    This is really easy to setup using the gemini-server npm package, which is modeled after Express (but really you can use any Gemini server). Here's a simple Node.js server written in TypeScript:

    import { readFileSync } from 'fs';
    import gemini, { Request, Response, status } from 'gemini-server';
    const PORT = 9003;
    const app = gemini({
      cert: readFileSync('./cert.pem'),
      key: readFileSync('./privkey.pem'),
      titanEnabled: false
    app.on('/', (_req: Request, res: Response) => {
    // Get the facts.
    app.on('/facts/:file', (_req: Request, res: Response) => {
      try {
        res.file('pages/facts/' + _req.params.file);
      } catch(error) {
        res.error(40 as status, 'File not found.')
    app.listen(PORT, () => console.log('Gemini listening on ' + PORT + '...'));

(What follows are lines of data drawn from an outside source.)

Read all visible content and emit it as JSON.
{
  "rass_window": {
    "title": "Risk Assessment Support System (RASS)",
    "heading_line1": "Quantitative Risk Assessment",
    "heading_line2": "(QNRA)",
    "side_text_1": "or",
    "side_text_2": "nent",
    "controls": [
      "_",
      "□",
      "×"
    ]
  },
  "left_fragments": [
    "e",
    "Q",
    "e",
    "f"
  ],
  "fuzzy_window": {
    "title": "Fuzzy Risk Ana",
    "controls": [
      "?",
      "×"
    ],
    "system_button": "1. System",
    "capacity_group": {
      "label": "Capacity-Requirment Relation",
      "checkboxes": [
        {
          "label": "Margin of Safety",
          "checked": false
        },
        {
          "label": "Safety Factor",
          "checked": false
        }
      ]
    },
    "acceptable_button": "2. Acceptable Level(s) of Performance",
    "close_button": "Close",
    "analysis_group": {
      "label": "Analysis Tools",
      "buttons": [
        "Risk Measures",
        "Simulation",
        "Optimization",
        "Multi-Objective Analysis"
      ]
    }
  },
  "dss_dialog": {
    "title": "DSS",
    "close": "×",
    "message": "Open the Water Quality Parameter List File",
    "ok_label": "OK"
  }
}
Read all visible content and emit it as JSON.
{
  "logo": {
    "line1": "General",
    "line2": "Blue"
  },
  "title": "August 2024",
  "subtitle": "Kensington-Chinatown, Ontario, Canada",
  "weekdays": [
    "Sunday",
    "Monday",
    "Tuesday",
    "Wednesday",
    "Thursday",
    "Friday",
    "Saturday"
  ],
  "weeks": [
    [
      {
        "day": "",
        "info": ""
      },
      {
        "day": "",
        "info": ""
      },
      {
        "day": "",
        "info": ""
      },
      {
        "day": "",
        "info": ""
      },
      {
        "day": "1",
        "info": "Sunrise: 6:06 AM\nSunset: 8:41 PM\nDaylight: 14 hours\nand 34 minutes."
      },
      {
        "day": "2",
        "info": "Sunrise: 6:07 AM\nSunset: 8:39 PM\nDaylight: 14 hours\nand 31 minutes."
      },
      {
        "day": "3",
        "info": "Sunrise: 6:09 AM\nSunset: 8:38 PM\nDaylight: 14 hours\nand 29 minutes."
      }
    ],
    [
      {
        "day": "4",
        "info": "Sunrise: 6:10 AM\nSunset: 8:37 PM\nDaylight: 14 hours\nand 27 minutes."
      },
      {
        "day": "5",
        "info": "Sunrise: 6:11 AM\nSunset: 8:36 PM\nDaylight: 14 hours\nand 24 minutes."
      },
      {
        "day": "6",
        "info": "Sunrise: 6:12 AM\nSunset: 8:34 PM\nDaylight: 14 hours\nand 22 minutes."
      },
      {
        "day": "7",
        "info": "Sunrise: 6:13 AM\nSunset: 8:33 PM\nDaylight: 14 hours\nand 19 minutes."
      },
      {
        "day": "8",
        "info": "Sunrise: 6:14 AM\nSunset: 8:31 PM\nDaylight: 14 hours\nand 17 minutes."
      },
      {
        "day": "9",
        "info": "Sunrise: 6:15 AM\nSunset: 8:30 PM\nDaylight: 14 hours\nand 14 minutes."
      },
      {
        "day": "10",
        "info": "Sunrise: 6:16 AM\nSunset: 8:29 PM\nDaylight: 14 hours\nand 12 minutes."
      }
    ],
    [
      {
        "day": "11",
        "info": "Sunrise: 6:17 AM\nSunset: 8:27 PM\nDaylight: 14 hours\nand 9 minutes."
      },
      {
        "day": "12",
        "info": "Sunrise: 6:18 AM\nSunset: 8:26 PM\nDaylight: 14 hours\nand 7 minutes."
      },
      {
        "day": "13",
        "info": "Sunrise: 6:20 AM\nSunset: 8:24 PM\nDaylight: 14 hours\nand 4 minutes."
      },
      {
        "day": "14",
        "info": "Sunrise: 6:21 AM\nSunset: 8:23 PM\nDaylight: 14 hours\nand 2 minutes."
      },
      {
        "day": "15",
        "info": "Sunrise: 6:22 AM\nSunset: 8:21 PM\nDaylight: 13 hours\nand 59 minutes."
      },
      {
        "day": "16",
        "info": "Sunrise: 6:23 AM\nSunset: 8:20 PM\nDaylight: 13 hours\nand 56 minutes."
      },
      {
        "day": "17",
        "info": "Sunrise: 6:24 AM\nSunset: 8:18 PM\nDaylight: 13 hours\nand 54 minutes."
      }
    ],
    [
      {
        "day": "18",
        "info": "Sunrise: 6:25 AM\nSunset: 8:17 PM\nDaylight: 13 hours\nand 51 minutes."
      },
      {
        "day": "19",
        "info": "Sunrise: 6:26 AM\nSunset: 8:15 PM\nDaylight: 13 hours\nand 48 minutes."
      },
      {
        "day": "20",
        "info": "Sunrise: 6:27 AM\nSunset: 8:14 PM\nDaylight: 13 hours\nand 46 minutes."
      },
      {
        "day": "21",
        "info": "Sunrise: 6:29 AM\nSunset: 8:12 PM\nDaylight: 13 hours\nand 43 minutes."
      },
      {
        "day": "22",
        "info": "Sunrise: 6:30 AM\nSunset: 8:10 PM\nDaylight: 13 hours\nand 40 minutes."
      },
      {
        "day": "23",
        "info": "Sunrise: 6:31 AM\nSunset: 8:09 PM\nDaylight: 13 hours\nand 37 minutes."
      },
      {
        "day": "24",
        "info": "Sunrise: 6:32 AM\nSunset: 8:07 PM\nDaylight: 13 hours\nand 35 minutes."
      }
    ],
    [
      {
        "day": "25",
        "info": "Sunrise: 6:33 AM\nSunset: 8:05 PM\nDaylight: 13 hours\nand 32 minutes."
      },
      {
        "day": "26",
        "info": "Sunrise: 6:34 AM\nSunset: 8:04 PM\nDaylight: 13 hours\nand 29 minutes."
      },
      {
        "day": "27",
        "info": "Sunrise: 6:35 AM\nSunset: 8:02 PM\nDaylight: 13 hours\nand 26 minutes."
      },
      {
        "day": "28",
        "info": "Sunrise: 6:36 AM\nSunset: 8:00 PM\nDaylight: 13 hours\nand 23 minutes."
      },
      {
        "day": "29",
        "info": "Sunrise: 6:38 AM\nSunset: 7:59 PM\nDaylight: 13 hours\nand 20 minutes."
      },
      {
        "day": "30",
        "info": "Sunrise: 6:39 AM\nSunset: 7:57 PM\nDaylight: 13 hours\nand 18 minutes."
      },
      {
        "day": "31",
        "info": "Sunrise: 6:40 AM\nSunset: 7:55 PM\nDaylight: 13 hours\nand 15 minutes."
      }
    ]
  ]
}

    Note that Gemini requires TLS, so you'll have to use a real cert.pem and privkey.pem, but if you already have these for your HTTPS domain you can reuse them. Otherwise check out this wiki to set up a cert.

    That's it. Have fun!

    Posted 2023-08-12 17:59:59 CST by henriquez. 2 comments
  5. My review of Pop!_OS 22.04 vs. MacOS and Windows

    TL;DR: Pop!_OS > Windows > MacOS

    I've been building and tinkering with computers since I was a small child. Originally I would salvage old computer parts that schools and businesses were throwing away, swapping broken parts for whatever working hardware I could find, in the process converting my parents' family room into a junkyard of resurrected IBM PS/2s and dot matrix printers, all of them beeping and clicking and running my childish attempt at an artificial general intelligence.

    Now that I'm grown up, my life is much the same, although instead of finding old junk, I've blown altogether way too much money buying computers and experimenting with new builds. This means I've never been a "PC guy" or a "Mac guy" or a "Linux nerd" or anything else. I'm intimately familiar with Windows, MacOS and many flavors of Linux and I appreciate all of them for what they are.

    But recently, I sold off my Windows and Mac setups and made 2023 my year of Linux on the desktop. And so far I am loving it, thanks in great part to Pop!_OS 22.04, the only Linux distro I've used that fits me like a glove. So in the following post, I will ramble on about Pop!_OS and why I took the plunge.

    Read More

    Posted 2023-08-05 23:11:00 CST by henriquez. Comments